Installation view of Selected Works 1960-1966 by Lucas Samaras

Installation view of Lucas Samaras: Selected Works 1960-1966, Pace New York, Oct 8 – Nov 5, 1966 © Lucas Samaras. Photo: David Gahr

Five years later, Samara’s first solo exhibition with Pace featured works he had created between 1960 and 1966. Among the works in the show was his immersive Room No. 2 (1966), also known as Mirrored Room, which evolved from his assemblage boxes and became his first installation to enter a museum collection when it was acquired by the Albright-Knox Art Gallery in Buffalo, New York in 1966. The artist then mounted his first institutional solo exhibition at the Museum of Modern Art in New York in 1969, a presentation that was followed by his first international solo exhibition at the Kunstverein Museum in Hannover, Germany in 1970.

AutoPolaroid by Lucas Samaras

Lucas Samaras, AutoPolaroid, 1969-71 © Lucas Samaras

In the late 1960s, Samaras began working with a Polaroid 360 camera, creating his iconic Auto Polaroids by altering hundreds of images, mostly self-portraits, with applications of ink by his own hand.

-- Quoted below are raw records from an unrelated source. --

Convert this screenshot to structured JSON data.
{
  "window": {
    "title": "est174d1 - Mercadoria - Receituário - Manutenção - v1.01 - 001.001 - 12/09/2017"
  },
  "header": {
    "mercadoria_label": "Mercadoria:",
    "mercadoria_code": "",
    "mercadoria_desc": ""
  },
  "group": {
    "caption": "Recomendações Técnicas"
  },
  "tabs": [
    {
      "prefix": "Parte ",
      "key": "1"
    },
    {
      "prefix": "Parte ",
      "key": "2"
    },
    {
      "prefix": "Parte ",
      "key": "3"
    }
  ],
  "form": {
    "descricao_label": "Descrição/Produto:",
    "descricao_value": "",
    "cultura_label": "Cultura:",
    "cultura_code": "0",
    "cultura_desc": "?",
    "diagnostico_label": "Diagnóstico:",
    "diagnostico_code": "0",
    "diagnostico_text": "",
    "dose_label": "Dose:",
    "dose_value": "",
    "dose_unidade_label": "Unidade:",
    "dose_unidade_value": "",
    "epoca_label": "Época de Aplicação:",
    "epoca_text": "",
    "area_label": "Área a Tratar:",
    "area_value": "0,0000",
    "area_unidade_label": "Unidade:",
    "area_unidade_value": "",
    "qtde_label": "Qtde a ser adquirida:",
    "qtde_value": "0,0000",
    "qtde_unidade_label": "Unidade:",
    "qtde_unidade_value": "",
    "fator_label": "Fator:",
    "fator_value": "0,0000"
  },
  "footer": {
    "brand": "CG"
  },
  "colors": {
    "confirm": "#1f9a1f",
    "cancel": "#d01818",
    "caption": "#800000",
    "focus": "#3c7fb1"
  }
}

In 1973, using a Polaroid SX-70, he took this collagist approach further by manipulating the wet emulsion of the film with a stylus or his fingertip before the chemicals set. The resulting distortions in his Photo-Transformations series took on abstract, otherworldly effects, which he would continue exploring amid the rise of other image making technologies in the following decades.

For his provocative Sittings series, which he produced between 1979 and 1980, Samaras photographed various prominent figures in the New York art world posing naked in his studio. His Poses series, created between 1983 and 2010, also comprises color portraits of the artist’s friends and colleagues, including Arne Glimcher, Cindy Sherman, David Byrne, Alex Katz, Agnes Gund, Alex Gartenfeld, and Jasper Johns, among many others.

Sittings 8 x 10 by Lucas Samaras

Lucas Samaras, Sittings 8 x 10, 10/14/80, 1980 © Lucas Samaras

Sittings 8 x 10, 1/29/79 by Lucas Samaras

Lucas Samaras, Sittings 8 x 10, 1/29/79, 1979 © Lucas Samaras

Obtaining his first computer in 1996 and his first digital camera in 2002, the artist began utilizing Photoshop as a key tool in his image making practice. These technologies gave way to his famed Photofictions series in 2003, fragmented self-portraits and fantastical abstractions that were the subject of a solo exhibition at Pace in New York that same year. As early as 2005, Pace was hosting exhibitions of Samaras’s work displayed on computer screens installed within the gallery space, rather than physical prints hung on its walls.

Samaras’s XYZ series, which includes four bodies of work created between 2010 and 2012, exemplifies his longstanding investigations of form, color, space, and the expansive possibilities of image making. This series of psychedelic abstractions would become the basis for his first NFT project, released by Pace Verso, the gallery’s hub for integrated Web3 artworks, in 2021. In recent years, he has also worked with his iPhone camera to create new self- portraits in his home and studio in New York. Having devoted his career to charting new frontiers in photography and digital art, experimentation remained integral to Samaras’s practice up until the end of his life.

XYZ 0540 (Pixel Cock and Bull) by Lucas Samaras

Lucas Samaras, XYZ 0540 (Pixel Cock and Bull), 2011 © Lucas Samaras

Samaras’s work can be found in major museum collections around the world, including the Metropolitan Museum of Art in New York; the Museum of Modern Art in New York; the Whitney Museum of American Art in New York; Dia Art Foundation in New York; the Hirshhorn Museum and Sculpture Garden in Washington, D.C.; the Walker Art Center in Minneapolis; the Art Institute of Chicago; the Los Angeles County Museum of Art; the San Francisco Museum of Modern Art; Tate in London; the National Gallery of Australia in Canberra; and the Iwaki City Art Museum in Japan.

  • News — Remembering Lucas Samaras, Mar 7, 2024